Microfluidic Electrophysiological Cell Sorter

A novel label-free purification method for electrically-active cell phenotypes

A critical challenge in enabling tissue replacement therapies is the purification of desired phenotypes from stem cell-derived populations. Dr. Myers's dissertation work at UC Berkeley involved the development of a new cell sorting modality based on electrophysiology.

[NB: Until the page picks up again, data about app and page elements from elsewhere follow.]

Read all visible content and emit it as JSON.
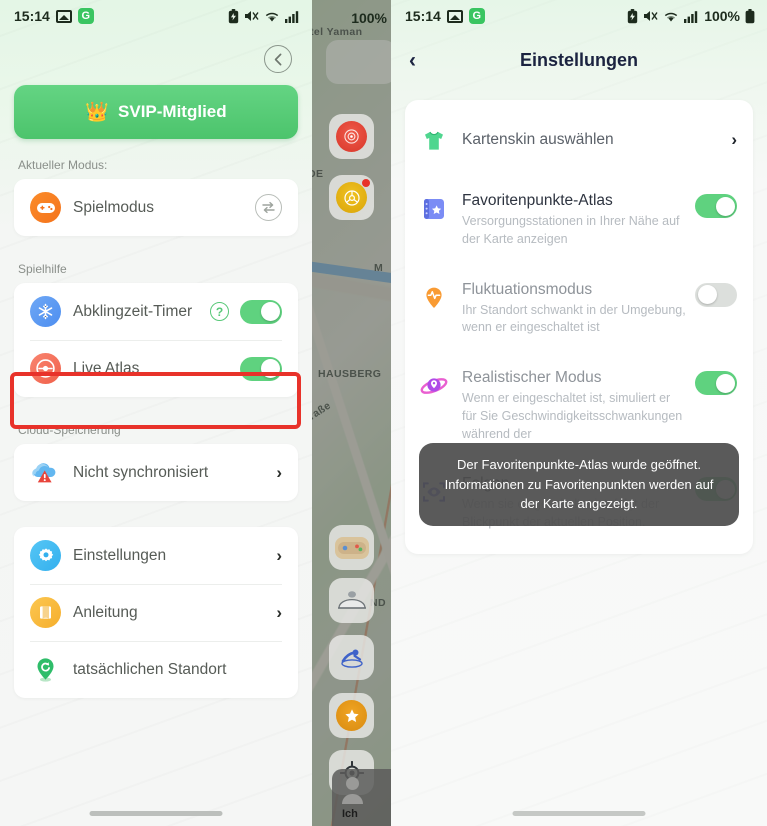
{
  "status_bar": {
    "time": "15:14",
    "battery_text": "100%",
    "icons": [
      "image-icon",
      "app-g-icon",
      "battery-saver-icon",
      "mute-icon",
      "wifi-icon",
      "signal-icon",
      "battery-icon"
    ],
    "app_badge_letter": "G"
  },
  "left_panel": {
    "vip_banner": {
      "label": "SVIP-Mitglied",
      "crown": "👑"
    },
    "current_mode_label": "Aktueller Modus:",
    "current_mode": {
      "name": "Spielmodus",
      "icon": "gamepad-icon",
      "swap_icon": "swap-icon"
    },
    "game_help_label": "Spielhilfe",
    "game_help_items": [
      {
        "label": "Abklingzeit-Timer",
        "icon": "snowflake-icon",
        "has_help": true,
        "help_glyph": "?",
        "toggle": "on"
      },
      {
        "label": "Live Atlas",
        "icon": "live-atlas-icon",
        "has_help": false,
        "toggle": "on",
        "highlighted": true
      }
    ],
    "cloud_label": "Cloud-Speicherung",
    "cloud_item": {
      "label": "Nicht synchronisiert",
      "icon": "cloud-warning-icon",
      "chevron": "›"
    },
    "menu_items": [
      {
        "label": "Einstellungen",
        "icon": "gear-icon",
        "chevron": "›"
      },
      {
        "label": "Anleitung",
        "icon": "book-icon",
        "chevron": "›"
      },
      {
        "label": "tatsächlichen Standort",
        "icon": "location-pin-icon",
        "chevron": ""
      }
    ]
  },
  "map_panel": {
    "labels": [
      "tel Yaman",
      "DE",
      "M",
      "HAUSBERG",
      "raße",
      "ND"
    ],
    "buttons": [
      {
        "name": "radar-red-icon",
        "badge": false
      },
      {
        "name": "steering-wheel-icon",
        "badge": true
      },
      {
        "name": "gamepad-map-icon",
        "badge": false
      },
      {
        "name": "vehicle-icon",
        "badge": false
      },
      {
        "name": "swimmer-icon",
        "badge": false
      },
      {
        "name": "star-favorite-icon",
        "badge": false
      },
      {
        "name": "locate-me-icon",
        "badge": false
      }
    ],
    "me_label": "Ich"
  },
  "right_panel": {
    "title": "Einstellungen",
    "back_icon": "‹",
    "items": [
      {
        "name": "Kartenskin auswählen",
        "desc": "",
        "icon": "tshirt-icon",
        "control": "chevron",
        "chevron": "›",
        "muted": false
      },
      {
        "name": "Favoritenpunkte-Atlas",
        "desc": "Versorgungsstationen in Ihrer Nähe auf der Karte anzeigen",
        "icon": "atlas-book-icon",
        "control": "toggle",
        "toggle": "on",
        "muted": false
      },
      {
        "name": "Fluktuationsmodus",
        "desc": "Ihr Standort schwankt in der Umgebung, wenn er eingeschaltet ist",
        "icon": "pulse-pin-icon",
        "control": "toggle",
        "toggle": "off",
        "muted": true
      },
      {
        "name": "Realistischer Modus",
        "desc": "Wenn er eingeschaltet ist, simuliert er für Sie Geschwindigkeitsschwankungen während der",
        "icon": "planet-icon",
        "control": "toggle",
        "toggle": "on",
        "muted": true
      },
      {
        "name": "Folgen",
        "desc": "Wenn sie eingeschaltet ist, folgt der Blickpunkt der aktuellen Position.",
        "icon": "eye-focus-icon",
        "control": "toggle",
        "toggle": "on",
        "muted": false
      }
    ],
    "toast": "Der Favoritenpunkte-Atlas wurde geöffnet. Informationen zu Favoritenpunkten werden auf der Karte angezeigt."
  },
  "colors": {
    "accent_green": "#5fd27f",
    "banner_green": "#4cc46c",
    "highlight_red": "#e8322a",
    "orange": "#f57b20",
    "blue": "#3fb6f0",
    "yellow": "#f5b93c",
    "purple": "#7b68ee"
  }
}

“Electrophysiology-activated cell sorting” (EPACS) was developed as a label-free method for purifying stem cell-derived cardiomyocytes and other electrically-active cell populations. The system worked by electrically stimulating individual cells within a microfluidic device, analyzing their electrophysiological response using microfabricated extracellular field potential electrodes, and sorting them using on-chip microfluidic valves. The project involved the development of a custom microfluidic device and associated electronic hardware for stimulation and low noise recording of cells in suspension. Experiments were conducted with live stem-cell derived populations as well as primary cardiomyocytes.

Read more about the project here: